Believe it or not: an instant ‘babalaas’ remedy
Imagine a scientifically proven cure for a hangover that works in an instant. Sounds ludicrous, right? But South Africans will soon get a chance to test this “cure” if all goes well with the latest clinical trials.
It’s called Absorbatox and is in the final stages of testing after eight years of rigorous trials.
Produced by local pharmaceutical company Gast Laboratories, Absorbatox claims to contain modified natural minerals and promises to clear your gastrointestinal tract and get rid of symptoms related to veisalgia, commonly known as babalaas.
Dr Jacques Snyman of Gast Laboratories described how it works: “Imagine you have toxins or other adverse cells in your body – with this discovery we can ‘programme’ the natural mineral to go and fetch these toxins, and replace them with calcium or magnesium, for instance. It acts like a programmable mop that can do what it is told or designed to do,” he said.
Absorbatox, which can be administered orally or topically, is in its final stages of development and has already shown significant promising results.
In a study published in the online Dove Medical Press journal in January, the substance showed that it significantly reduced symptoms associated with babalaas in the central nervous system and gastrointestinal tract.
Babalaas symptoms include headache, nausea, vomiting, irritation, tremor, thirst and a dry mouth.
The major problem with exposing the gastrointestinal tract to alcohol is the local or cytotoxic effects on the cells of the gut lining, which results in the release of free radicals, as well as, in some people, the release of mediators, which may result in headaches, nausea and other typical symptoms of veisalgia.
But Absorbatox promises to reduce the absorption of these mediators and, by so doing, reduce their effects systemically.
Snyman said that obviously this technology had some distance to go before substantial commercial results would be seen.

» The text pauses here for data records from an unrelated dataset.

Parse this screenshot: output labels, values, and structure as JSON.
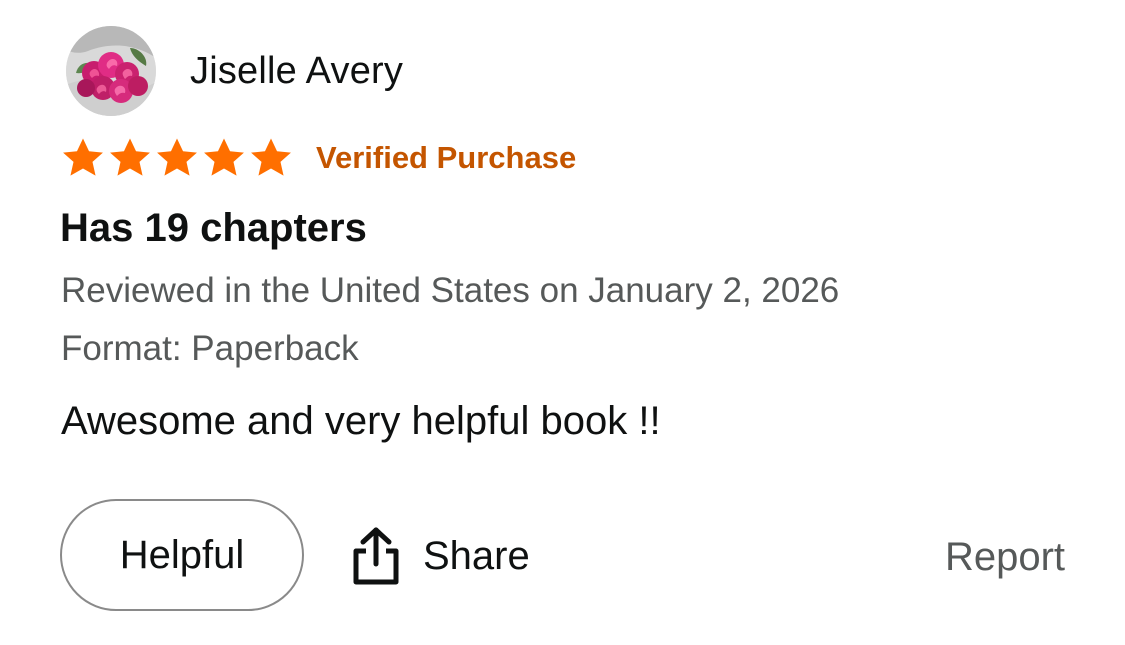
{
  "reviewer": {
    "name": "Jiselle Avery",
    "avatar_icon": "rose-bouquet-avatar-icon"
  },
  "rating": {
    "value": 5,
    "max": 5,
    "star_color": "#ff6f00",
    "verified_label": "Verified Purchase",
    "verified_color": "#c45500"
  },
  "review": {
    "title": "Has 19 chapters",
    "meta": "Reviewed in the United States on January 2, 2026",
    "format": "Format: Paperback",
    "body": "Awesome and very helpful book !!"
  },
  "actions": {
    "helpful_label": "Helpful",
    "share_label": "Share",
    "share_icon": "share-upload-icon",
    "report_label": "Report"
  }
}
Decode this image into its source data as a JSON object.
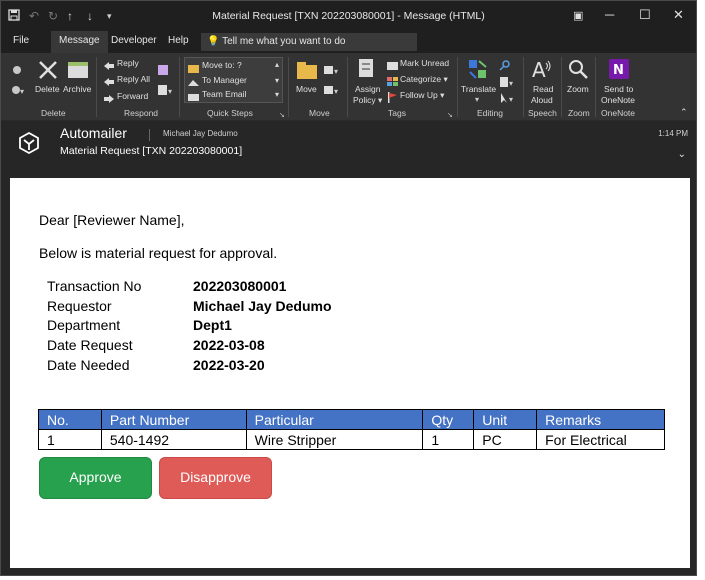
{
  "titlebar": {
    "title": "Material Request [TXN 202203080001]  -  Message (HTML)"
  },
  "tabs": {
    "file": "File",
    "message": "Message",
    "developer": "Developer",
    "help": "Help",
    "tellme": "Tell me what you want to do"
  },
  "ribbon": {
    "delete": "Delete",
    "archive": "Archive",
    "reply": "Reply",
    "reply_all": "Reply All",
    "forward": "Forward",
    "move_to": "Move to: ?",
    "to_manager": "To Manager",
    "team_email": "Team Email",
    "move": "Move",
    "assign_policy": [
      "Assign",
      "Policy ▾"
    ],
    "mark_unread": "Mark Unread",
    "categorize": "Categorize ▾",
    "follow_up": "Follow Up ▾",
    "translate": "Translate",
    "read_aloud": [
      "Read",
      "Aloud"
    ],
    "zoom": "Zoom",
    "send_onenote": [
      "Send to",
      "OneNote"
    ],
    "groups": {
      "delete": "Delete",
      "respond": "Respond",
      "quick_steps": "Quick Steps",
      "move": "Move",
      "tags": "Tags",
      "editing": "Editing",
      "speech": "Speech",
      "zoom": "Zoom",
      "onenote": "OneNote"
    }
  },
  "header": {
    "from_name": "Automailer",
    "from_email": "Michael Jay Dedumo",
    "subject": "Material Request [TXN 202203080001]",
    "time": "1:14 PM"
  },
  "email": {
    "greeting": "Dear [Reviewer Name],",
    "intro": "Below is material request for approval.",
    "details": [
      {
        "label": "Transaction No",
        "value": "202203080001"
      },
      {
        "label": "Requestor",
        "value": "Michael Jay Dedumo"
      },
      {
        "label": "Department",
        "value": "Dept1"
      },
      {
        "label": "Date Request",
        "value": "2022-03-08"
      },
      {
        "label": "Date Needed",
        "value": "2022-03-20"
      }
    ],
    "table": {
      "headers": [
        "No.",
        "Part Number",
        "Particular",
        "Qty",
        "Unit",
        "Remarks"
      ],
      "rows": [
        [
          "1",
          "540-1492",
          "Wire Stripper",
          "1",
          "PC",
          "For Electrical"
        ]
      ]
    },
    "approve_label": "Approve",
    "disapprove_label": "Disapprove"
  }
}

“This natural technology has to date shown zero side effects because it is an ingested item that is excreted again. It has significant potential to revolutionise our understanding of the gastrointestinal physiology and how it contributes to health and disease [control],” he said.
Dr Kevin Gast, group chair at Gast Laboratories, could not contain his excitement about the company’s development.
“We are beyond excited by this new discovery; our team at Gast Laboratories has spent many hours doing in-depth research to get to this point.
“Obviously, having invested heavily in this technology’s development, we are eager to see its commercial value and, most importantly, the benefits it can bring to modern science and the treatment of patients,” he said.